Her parents are the late Joe Charlo Sanspariel Tawatsi and her mother is Judith Charlo Sanspariel who is still with us. Her grandparents are John Baptiste and Marie Charlo Sanspariel from her father’s side of the family and Jimmy and Saraphine Betsina from her mother’s side of the family.
It was her late father who had taught the spiritual traditional drum dance songs, which is still going strong to this day. It is those teachings, the words and wisdom of her parents, grandparents and the elders, that has been carried on from our ancestors, that has helped her and her people to survive to this day. Those teachings must continue for the younger generation. As long as the sun shines, the river flows the grass grows… those beliefs and values will forever live within us.
Her career of employment for 30 years has been with the federal and territorial Government, the Dene Nation office and Native Communication Society office. Her broad work experience, knowledge skills, experience, and years of educational training has benefited her in her leadership roles and responsibilities. She has approximated 20 years or more of volunteer work, to help for improvement, educating, for the betterment of the health and wellbeing of our aboriginal community people, regional, territorial and national level. She has received the Queen’s Jubilee Medal Award in 2002, in recognition for her role as community leadership and volunteer work.
She recently completed her term in December 2018, as President of Native Women’s Association of NWT (NWA), and Native Women’s Association of Canada (NWAC), and had also, served a term as President in 1999 to 2002 as well. She also served as the Vice-President on NWA and NWAC, on Executive Committee and Board Member at the regional and national level during those terms. She also, served a term on the board of the National Aboriginal Health Organization (NAHO), and, a term on NAHO, Governance Committee on behalf of the AFN and NWAC.
She has served three terms as a Band Councilor in previous years between 1992 to 2011. She held several portfolios, justice, health, education and other project as required. Very active community member, working with elders and youth drama theater activity gatherings, Dechita Naowo Research team and Giant Mine meetings, and many other gatherings. She was the spokesperson at the Missing and Murdered women and girl’s national enquiry held in Yellowknife, an active member with Native Women’s Association of NWT and of Canada. Today, she encourages young people, especially women and girls to further advance themselves in leadership. Her life example teaches to hold no limits, to flourish in your vision as leaders.
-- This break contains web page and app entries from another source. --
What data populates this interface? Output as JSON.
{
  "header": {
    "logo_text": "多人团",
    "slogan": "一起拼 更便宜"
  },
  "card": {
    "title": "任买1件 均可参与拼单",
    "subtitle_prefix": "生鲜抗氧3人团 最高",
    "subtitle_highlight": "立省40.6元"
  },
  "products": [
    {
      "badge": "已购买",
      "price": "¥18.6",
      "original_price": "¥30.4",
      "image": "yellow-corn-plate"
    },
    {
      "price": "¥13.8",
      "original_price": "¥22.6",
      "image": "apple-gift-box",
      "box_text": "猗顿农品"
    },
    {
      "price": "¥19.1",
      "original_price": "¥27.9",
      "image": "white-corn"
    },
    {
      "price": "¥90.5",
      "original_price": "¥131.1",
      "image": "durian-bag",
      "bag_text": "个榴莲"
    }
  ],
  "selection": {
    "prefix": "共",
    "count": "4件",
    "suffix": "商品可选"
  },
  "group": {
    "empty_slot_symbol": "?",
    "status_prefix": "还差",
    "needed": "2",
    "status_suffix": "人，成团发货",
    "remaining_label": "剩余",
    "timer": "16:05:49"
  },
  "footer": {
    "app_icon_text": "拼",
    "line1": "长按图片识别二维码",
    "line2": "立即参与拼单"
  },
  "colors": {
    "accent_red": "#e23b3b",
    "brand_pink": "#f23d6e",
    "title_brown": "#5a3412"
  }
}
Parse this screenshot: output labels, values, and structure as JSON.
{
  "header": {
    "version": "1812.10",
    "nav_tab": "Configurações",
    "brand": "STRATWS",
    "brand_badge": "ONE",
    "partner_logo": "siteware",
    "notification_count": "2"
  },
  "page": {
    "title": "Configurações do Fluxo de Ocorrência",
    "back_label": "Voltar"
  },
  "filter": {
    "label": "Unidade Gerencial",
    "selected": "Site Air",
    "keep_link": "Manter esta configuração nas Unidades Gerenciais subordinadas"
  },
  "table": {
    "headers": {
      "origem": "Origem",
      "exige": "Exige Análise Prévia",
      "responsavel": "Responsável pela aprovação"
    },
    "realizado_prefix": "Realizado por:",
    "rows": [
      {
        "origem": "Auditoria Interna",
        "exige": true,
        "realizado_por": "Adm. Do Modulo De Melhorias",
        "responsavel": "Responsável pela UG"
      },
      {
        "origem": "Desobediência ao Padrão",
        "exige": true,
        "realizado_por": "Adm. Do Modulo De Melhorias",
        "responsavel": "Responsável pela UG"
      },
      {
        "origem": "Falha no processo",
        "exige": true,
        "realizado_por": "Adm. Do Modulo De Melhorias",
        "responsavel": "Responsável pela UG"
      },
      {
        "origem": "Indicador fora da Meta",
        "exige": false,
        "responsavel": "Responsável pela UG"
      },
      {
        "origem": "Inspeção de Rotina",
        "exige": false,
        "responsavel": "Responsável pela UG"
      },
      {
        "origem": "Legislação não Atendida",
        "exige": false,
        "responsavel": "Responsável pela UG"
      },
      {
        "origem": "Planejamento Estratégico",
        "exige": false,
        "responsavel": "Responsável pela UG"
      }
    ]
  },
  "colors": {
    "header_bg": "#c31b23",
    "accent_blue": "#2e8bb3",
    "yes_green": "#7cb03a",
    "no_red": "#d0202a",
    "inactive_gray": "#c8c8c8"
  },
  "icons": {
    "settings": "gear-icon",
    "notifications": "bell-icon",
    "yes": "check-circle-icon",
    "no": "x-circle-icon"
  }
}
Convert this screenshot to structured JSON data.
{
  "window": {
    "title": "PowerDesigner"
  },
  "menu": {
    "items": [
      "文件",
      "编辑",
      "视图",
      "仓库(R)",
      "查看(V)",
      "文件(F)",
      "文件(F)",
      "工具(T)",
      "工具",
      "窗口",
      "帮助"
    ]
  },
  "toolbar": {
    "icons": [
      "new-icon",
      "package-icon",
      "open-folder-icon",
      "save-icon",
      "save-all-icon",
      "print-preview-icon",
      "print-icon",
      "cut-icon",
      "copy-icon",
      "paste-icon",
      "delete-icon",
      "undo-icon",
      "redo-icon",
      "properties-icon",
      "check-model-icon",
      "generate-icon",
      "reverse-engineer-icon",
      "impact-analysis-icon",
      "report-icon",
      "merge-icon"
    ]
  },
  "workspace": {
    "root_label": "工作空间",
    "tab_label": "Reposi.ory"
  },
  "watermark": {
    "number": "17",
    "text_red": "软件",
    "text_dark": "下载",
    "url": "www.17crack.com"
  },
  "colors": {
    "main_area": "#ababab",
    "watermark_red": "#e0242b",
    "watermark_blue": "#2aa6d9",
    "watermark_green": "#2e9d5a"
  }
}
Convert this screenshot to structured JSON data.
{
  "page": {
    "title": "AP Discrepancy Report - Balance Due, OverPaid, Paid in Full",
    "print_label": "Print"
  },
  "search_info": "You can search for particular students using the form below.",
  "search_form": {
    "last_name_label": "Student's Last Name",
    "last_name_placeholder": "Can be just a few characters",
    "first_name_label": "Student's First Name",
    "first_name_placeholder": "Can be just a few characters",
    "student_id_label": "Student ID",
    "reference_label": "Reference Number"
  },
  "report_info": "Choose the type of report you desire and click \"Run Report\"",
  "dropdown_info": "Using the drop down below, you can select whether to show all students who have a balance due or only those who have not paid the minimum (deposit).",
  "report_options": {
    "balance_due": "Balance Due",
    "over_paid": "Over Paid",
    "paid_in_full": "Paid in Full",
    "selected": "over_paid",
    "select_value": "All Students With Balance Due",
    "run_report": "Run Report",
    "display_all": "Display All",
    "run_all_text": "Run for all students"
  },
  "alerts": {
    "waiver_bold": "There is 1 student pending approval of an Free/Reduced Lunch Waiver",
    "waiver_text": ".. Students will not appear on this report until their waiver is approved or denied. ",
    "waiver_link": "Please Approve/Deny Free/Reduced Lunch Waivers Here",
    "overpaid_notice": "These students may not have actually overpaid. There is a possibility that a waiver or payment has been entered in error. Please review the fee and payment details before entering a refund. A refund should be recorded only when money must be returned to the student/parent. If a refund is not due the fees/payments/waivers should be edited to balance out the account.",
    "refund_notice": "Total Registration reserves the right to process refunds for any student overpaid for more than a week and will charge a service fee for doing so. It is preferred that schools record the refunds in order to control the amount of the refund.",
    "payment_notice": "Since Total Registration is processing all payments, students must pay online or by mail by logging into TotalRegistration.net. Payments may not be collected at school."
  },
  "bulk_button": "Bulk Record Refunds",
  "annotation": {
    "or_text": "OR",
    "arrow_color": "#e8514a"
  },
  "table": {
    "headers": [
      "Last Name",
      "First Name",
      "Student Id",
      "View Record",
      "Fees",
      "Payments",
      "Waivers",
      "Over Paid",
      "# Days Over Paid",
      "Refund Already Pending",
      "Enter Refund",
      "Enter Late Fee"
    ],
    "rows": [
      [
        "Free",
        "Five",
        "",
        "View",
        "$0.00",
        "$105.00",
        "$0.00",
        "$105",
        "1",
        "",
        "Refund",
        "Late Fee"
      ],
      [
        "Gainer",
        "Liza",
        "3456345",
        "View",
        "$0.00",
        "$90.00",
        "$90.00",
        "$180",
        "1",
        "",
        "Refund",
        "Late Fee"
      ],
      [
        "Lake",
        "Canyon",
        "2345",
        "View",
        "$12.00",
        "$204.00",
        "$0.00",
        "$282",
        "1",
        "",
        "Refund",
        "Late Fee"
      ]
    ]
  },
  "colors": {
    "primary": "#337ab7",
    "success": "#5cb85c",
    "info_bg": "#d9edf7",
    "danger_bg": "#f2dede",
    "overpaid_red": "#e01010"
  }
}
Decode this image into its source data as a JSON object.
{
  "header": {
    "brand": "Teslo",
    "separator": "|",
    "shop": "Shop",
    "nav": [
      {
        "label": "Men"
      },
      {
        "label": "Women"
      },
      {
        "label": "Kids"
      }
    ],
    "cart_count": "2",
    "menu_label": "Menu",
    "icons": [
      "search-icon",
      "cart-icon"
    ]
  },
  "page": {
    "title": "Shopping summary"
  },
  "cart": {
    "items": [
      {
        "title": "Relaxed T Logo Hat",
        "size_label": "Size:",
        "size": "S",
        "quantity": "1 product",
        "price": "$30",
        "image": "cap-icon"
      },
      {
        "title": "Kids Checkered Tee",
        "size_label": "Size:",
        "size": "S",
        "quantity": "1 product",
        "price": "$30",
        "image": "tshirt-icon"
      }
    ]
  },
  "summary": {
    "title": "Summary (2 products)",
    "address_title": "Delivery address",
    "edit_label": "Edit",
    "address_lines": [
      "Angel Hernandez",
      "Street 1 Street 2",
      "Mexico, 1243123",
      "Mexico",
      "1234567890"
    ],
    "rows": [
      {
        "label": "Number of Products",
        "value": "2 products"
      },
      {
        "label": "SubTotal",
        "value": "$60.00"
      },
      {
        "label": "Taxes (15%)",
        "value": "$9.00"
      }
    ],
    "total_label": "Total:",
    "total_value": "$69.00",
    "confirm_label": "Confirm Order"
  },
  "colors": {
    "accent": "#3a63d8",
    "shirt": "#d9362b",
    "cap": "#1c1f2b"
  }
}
She enjoys traditional gathering, drum dance and hand games, and spending quality time with family gatherings, cook out, outdoor activities and love knitting and sewing.